> [Data about app and page elements]:

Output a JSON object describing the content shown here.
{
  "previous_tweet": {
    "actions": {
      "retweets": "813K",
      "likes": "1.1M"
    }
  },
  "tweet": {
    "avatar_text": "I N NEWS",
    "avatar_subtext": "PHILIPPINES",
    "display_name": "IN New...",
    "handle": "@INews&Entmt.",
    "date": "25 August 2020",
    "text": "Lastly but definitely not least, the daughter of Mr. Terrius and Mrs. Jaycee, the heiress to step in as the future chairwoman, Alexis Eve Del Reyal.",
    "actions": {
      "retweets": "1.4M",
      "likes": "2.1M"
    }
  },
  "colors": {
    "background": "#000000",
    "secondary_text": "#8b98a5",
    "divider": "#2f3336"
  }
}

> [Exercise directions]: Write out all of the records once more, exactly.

> [Result]:
Output a JSON object describing the content shown here.
{
  "previous_tweet": {
    "actions": {
      "retweets": "813K",
      "likes": "1.1M"
    }
  },
  "tweet": {
    "avatar_text": "I N NEWS",
    "avatar_subtext": "PHILIPPINES",
    "display_name": "IN New...",
    "handle": "@INews&Entmt.",
    "date": "25 August 2020",
    "text": "Lastly but definitely not least, the daughter of Mr. Terrius and Mrs. Jaycee, the heiress to step in as the future chairwoman, Alexis Eve Del Reyal.",
    "actions": {
      "retweets": "1.4M",
      "likes": "2.1M"
    }
  },
  "colors": {
    "background": "#000000",
    "secondary_text": "#8b98a5",
    "divider": "#2f3336"
  }
}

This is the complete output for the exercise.